■ **Exercise aim**:
Pick each line that has "JSON" out of the records.

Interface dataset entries
- - - - -
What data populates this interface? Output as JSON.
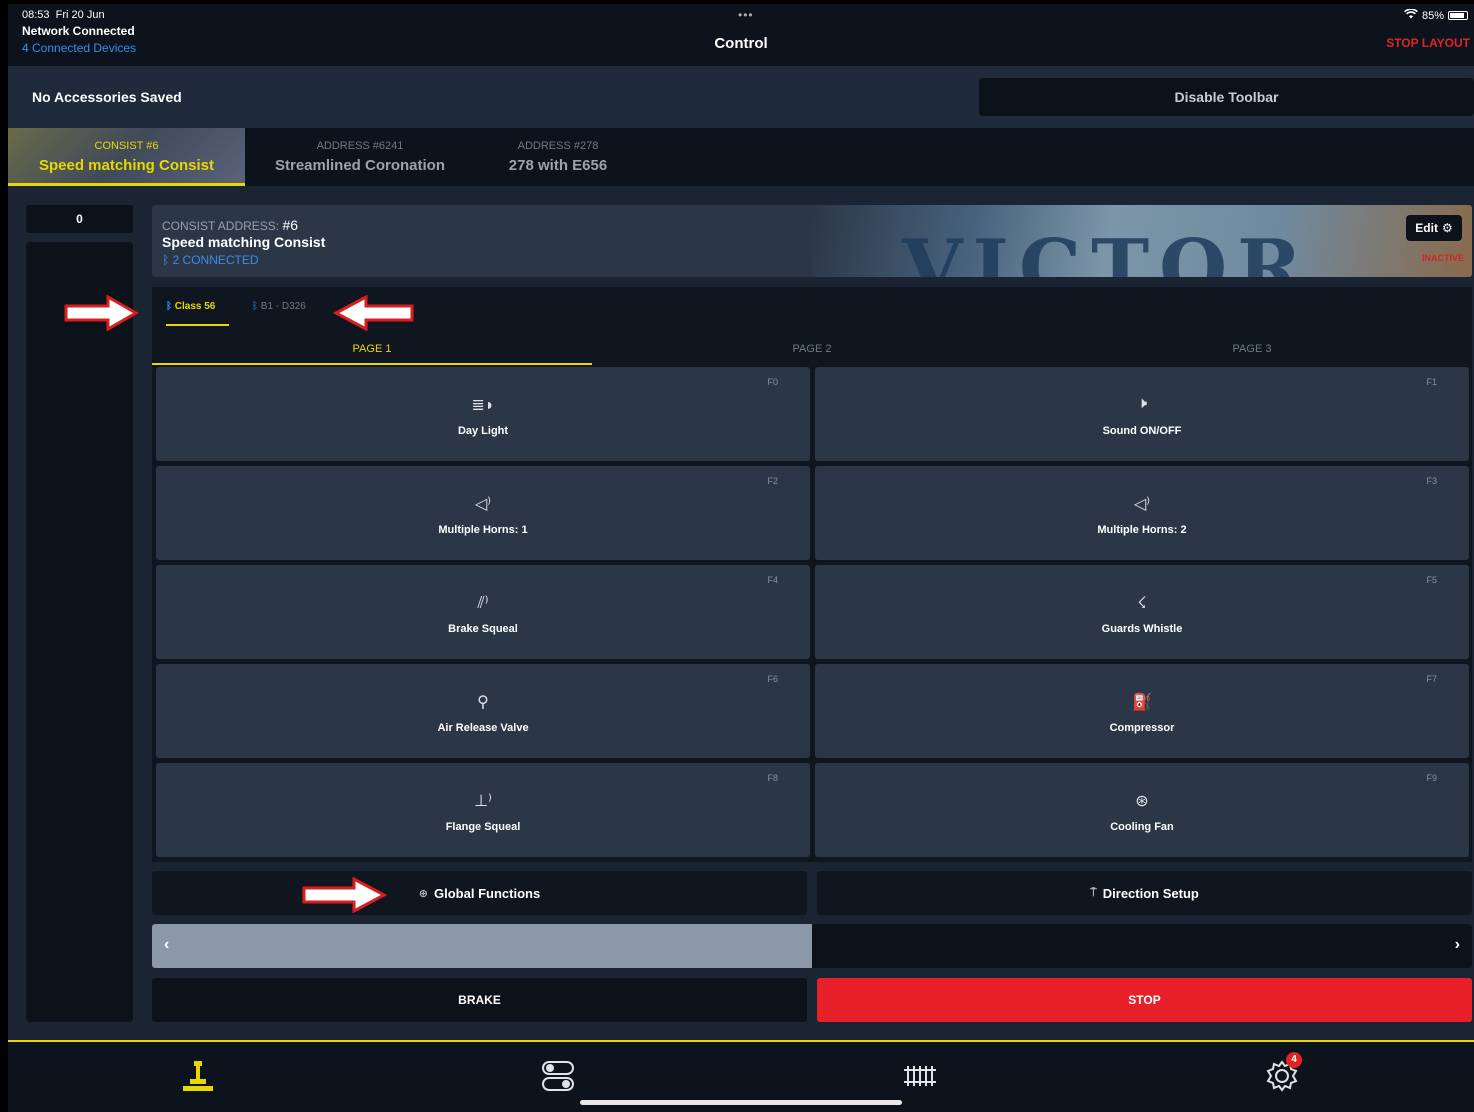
{
  "status": {
    "time": "08:53",
    "date": "Fri 20 Jun",
    "network": "Network Connected",
    "devices": "4 Connected Devices",
    "battery": "85%"
  },
  "header": {
    "title": "Control",
    "stop_layout": "STOP LAYOUT"
  },
  "accessories": {
    "empty_text": "No Accessories Saved",
    "disable_toolbar": "Disable Toolbar"
  },
  "loco_tabs": [
    {
      "small": "CONSIST #6",
      "big": "Speed matching Consist"
    },
    {
      "small": "ADDRESS #6241",
      "big": "Streamlined Coronation"
    },
    {
      "small": "ADDRESS #278",
      "big": "278 with E656"
    }
  ],
  "speed": {
    "value": "0",
    "slider_fraction": 0.5
  },
  "consist": {
    "address_label": "CONSIST ADDRESS:",
    "address_value": "#6",
    "name": "Speed matching Consist",
    "connected": "2 CONNECTED",
    "edit": "Edit",
    "inactive": "INACTIVE",
    "plate_text": "VICTOR"
  },
  "sub_tabs": [
    {
      "label": "Class 56"
    },
    {
      "label": "B1 - D326"
    }
  ],
  "page_tabs": [
    "PAGE 1",
    "PAGE 2",
    "PAGE 3"
  ],
  "functions": [
    {
      "num": "F0",
      "label": "Day Light",
      "icon": "headlight-icon"
    },
    {
      "num": "F1",
      "label": "Sound ON/OFF",
      "icon": "speaker-icon"
    },
    {
      "num": "F2",
      "label": "Multiple Horns: 1",
      "icon": "horn-icon"
    },
    {
      "num": "F3",
      "label": "Multiple Horns: 2",
      "icon": "horn-icon"
    },
    {
      "num": "F4",
      "label": "Brake Squeal",
      "icon": "brake-icon"
    },
    {
      "num": "F5",
      "label": "Guards Whistle",
      "icon": "whistle-icon"
    },
    {
      "num": "F6",
      "label": "Air Release Valve",
      "icon": "valve-icon"
    },
    {
      "num": "F7",
      "label": "Compressor",
      "icon": "compressor-icon"
    },
    {
      "num": "F8",
      "label": "Flange Squeal",
      "icon": "flange-icon"
    },
    {
      "num": "F9",
      "label": "Cooling Fan",
      "icon": "fan-icon"
    }
  ],
  "actions": {
    "global_functions": "Global Functions",
    "direction_setup": "Direction Setup",
    "brake": "BRAKE",
    "stop": "STOP"
  },
  "tabbar": {
    "items": [
      "throttle-icon",
      "toggles-icon",
      "track-icon",
      "settings-icon"
    ],
    "settings_badge": "4"
  },
  "colors": {
    "accent": "#e8d800",
    "stop": "#e8202a",
    "link": "#3a8de6"
  }
}
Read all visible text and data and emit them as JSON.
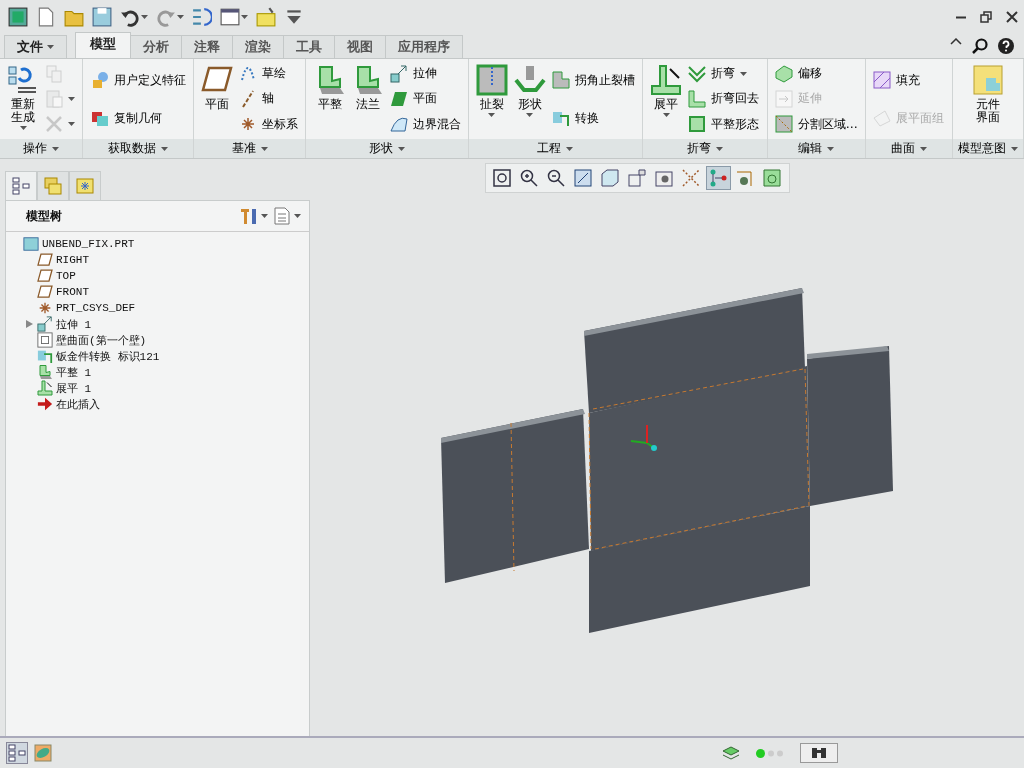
{
  "quick_access": {
    "buttons": [
      {
        "kind": "app",
        "dropdown": false
      },
      {
        "kind": "new",
        "dropdown": false
      },
      {
        "kind": "open",
        "dropdown": false
      },
      {
        "kind": "save",
        "dropdown": false
      },
      {
        "kind": "undo",
        "dropdown": true
      },
      {
        "kind": "redo",
        "dropdown": true
      },
      {
        "kind": "regen",
        "dropdown": false
      },
      {
        "kind": "windows",
        "dropdown": true
      },
      {
        "kind": "close",
        "dropdown": false
      },
      {
        "kind": "customize",
        "dropdown": false
      }
    ]
  },
  "tabs": [
    {
      "label": "文件",
      "selected": false,
      "kind": "file"
    },
    {
      "label": "模型",
      "selected": true,
      "kind": "tab"
    },
    {
      "label": "分析",
      "selected": false,
      "kind": "tab"
    },
    {
      "label": "注释",
      "selected": false,
      "kind": "tab"
    },
    {
      "label": "渲染",
      "selected": false,
      "kind": "tab"
    },
    {
      "label": "工具",
      "selected": false,
      "kind": "tab"
    },
    {
      "label": "视图",
      "selected": false,
      "kind": "tab"
    },
    {
      "label": "应用程序",
      "selected": false,
      "kind": "tab"
    }
  ],
  "ribbon": [
    {
      "label": "操作",
      "columns": [
        {
          "kind": "large",
          "label": "重新生成",
          "dropdown": true,
          "disabled": false
        },
        {
          "kind": "stack",
          "items": [
            {
              "dropdown": false,
              "disabled": true
            },
            {
              "dropdown": true,
              "disabled": true
            },
            {
              "dropdown": true,
              "disabled": true
            }
          ]
        }
      ]
    },
    {
      "label": "获取数据",
      "columns": [
        {
          "kind": "stack",
          "items": [
            {
              "label": "用户定义特征",
              "dropdown": false,
              "disabled": false
            },
            {
              "label": "复制几何",
              "dropdown": false,
              "disabled": false
            }
          ]
        }
      ]
    },
    {
      "label": "基准",
      "columns": [
        {
          "kind": "large",
          "label": "平面",
          "dropdown": false,
          "disabled": false
        },
        {
          "kind": "stack",
          "items": [
            {
              "label": "草绘",
              "dropdown": false,
              "disabled": false
            },
            {
              "label": "轴",
              "dropdown": false,
              "disabled": false
            },
            {
              "label": "坐标系",
              "dropdown": false,
              "disabled": false
            }
          ]
        }
      ]
    },
    {
      "label": "形状",
      "columns": [
        {
          "kind": "large",
          "label": "平整",
          "dropdown": false,
          "disabled": false
        },
        {
          "kind": "large",
          "label": "法兰",
          "dropdown": false,
          "disabled": false
        },
        {
          "kind": "stack",
          "items": [
            {
              "label": "拉伸",
              "dropdown": false,
              "disabled": false
            },
            {
              "label": "平面",
              "dropdown": false,
              "disabled": false
            },
            {
              "label": "边界混合",
              "dropdown": false,
              "disabled": false
            }
          ]
        }
      ]
    },
    {
      "label": "工程",
      "columns": [
        {
          "kind": "large",
          "label": "扯裂",
          "dropdown": true,
          "disabled": false
        },
        {
          "kind": "large",
          "label": "形状",
          "dropdown": true,
          "disabled": false
        },
        {
          "kind": "stack",
          "items": [
            {
              "label": "拐角止裂槽",
              "dropdown": false,
              "disabled": false
            },
            {
              "label": "转换",
              "dropdown": false,
              "disabled": false
            }
          ]
        }
      ]
    },
    {
      "label": "折弯",
      "columns": [
        {
          "kind": "large",
          "label": "展平",
          "dropdown": true,
          "disabled": false
        },
        {
          "kind": "stack",
          "items": [
            {
              "label": "折弯",
              "dropdown": true,
              "disabled": false
            },
            {
              "label": "折弯回去",
              "dropdown": false,
              "disabled": false
            },
            {
              "label": "平整形态",
              "dropdown": false,
              "disabled": false
            }
          ]
        }
      ]
    },
    {
      "label": "编辑",
      "columns": [
        {
          "kind": "stack",
          "items": [
            {
              "label": "偏移",
              "dropdown": false,
              "disabled": false
            },
            {
              "label": "延伸",
              "dropdown": false,
              "disabled": true
            },
            {
              "label": "分割区域…",
              "dropdown": false,
              "disabled": false
            }
          ]
        }
      ]
    },
    {
      "label": "曲面",
      "columns": [
        {
          "kind": "stack",
          "items": [
            {
              "label": "填充",
              "dropdown": false,
              "disabled": false
            },
            {
              "label": "展平面组",
              "dropdown": false,
              "disabled": true
            }
          ]
        }
      ]
    },
    {
      "label": "模型意图",
      "columns": [
        {
          "kind": "large",
          "label": "元件界面",
          "dropdown": false,
          "disabled": false
        }
      ]
    }
  ],
  "model_tree": {
    "tabs": [
      {
        "kind": "tree",
        "selected": true
      },
      {
        "kind": "folders",
        "selected": false
      },
      {
        "kind": "favorites",
        "selected": false
      }
    ],
    "title": "模型树",
    "items": [
      {
        "label": "UNBEND_FIX.PRT",
        "kind": "part",
        "children": [
          {
            "label": "RIGHT",
            "kind": "datum"
          },
          {
            "label": "TOP",
            "kind": "datum"
          },
          {
            "label": "FRONT",
            "kind": "datum"
          },
          {
            "label": "PRT_CSYS_DEF",
            "kind": "csys"
          },
          {
            "label": "拉伸 1",
            "kind": "extrude",
            "expanded": false
          },
          {
            "label": "壁曲面(第一个壁)",
            "kind": "wall"
          },
          {
            "label": "钣金件转换 标识121",
            "kind": "convert"
          },
          {
            "label": "平整 1",
            "kind": "flat"
          },
          {
            "label": "展平 1",
            "kind": "unbend"
          },
          {
            "label": "在此插入",
            "kind": "insert"
          }
        ]
      }
    ]
  },
  "view_toolbar": [
    {
      "kind": "refit",
      "selected": false
    },
    {
      "kind": "zoomin",
      "selected": false
    },
    {
      "kind": "zoomout",
      "selected": false
    },
    {
      "kind": "repaint",
      "selected": false
    },
    {
      "kind": "display",
      "selected": false
    },
    {
      "kind": "views",
      "selected": false
    },
    {
      "kind": "orient",
      "selected": false
    },
    {
      "kind": "datums",
      "selected": false
    },
    {
      "kind": "annot",
      "selected": true
    },
    {
      "kind": "spin",
      "selected": false
    },
    {
      "kind": "appear",
      "selected": false
    }
  ],
  "status_bar": {
    "left": [
      {
        "kind": "tree",
        "selected": true
      },
      {
        "kind": "browser",
        "selected": false
      }
    ]
  }
}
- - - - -
■ **Solution for this exercise**:
What data populates this interface? Output as JSON.
Read all visible text and data and emit them as JSON.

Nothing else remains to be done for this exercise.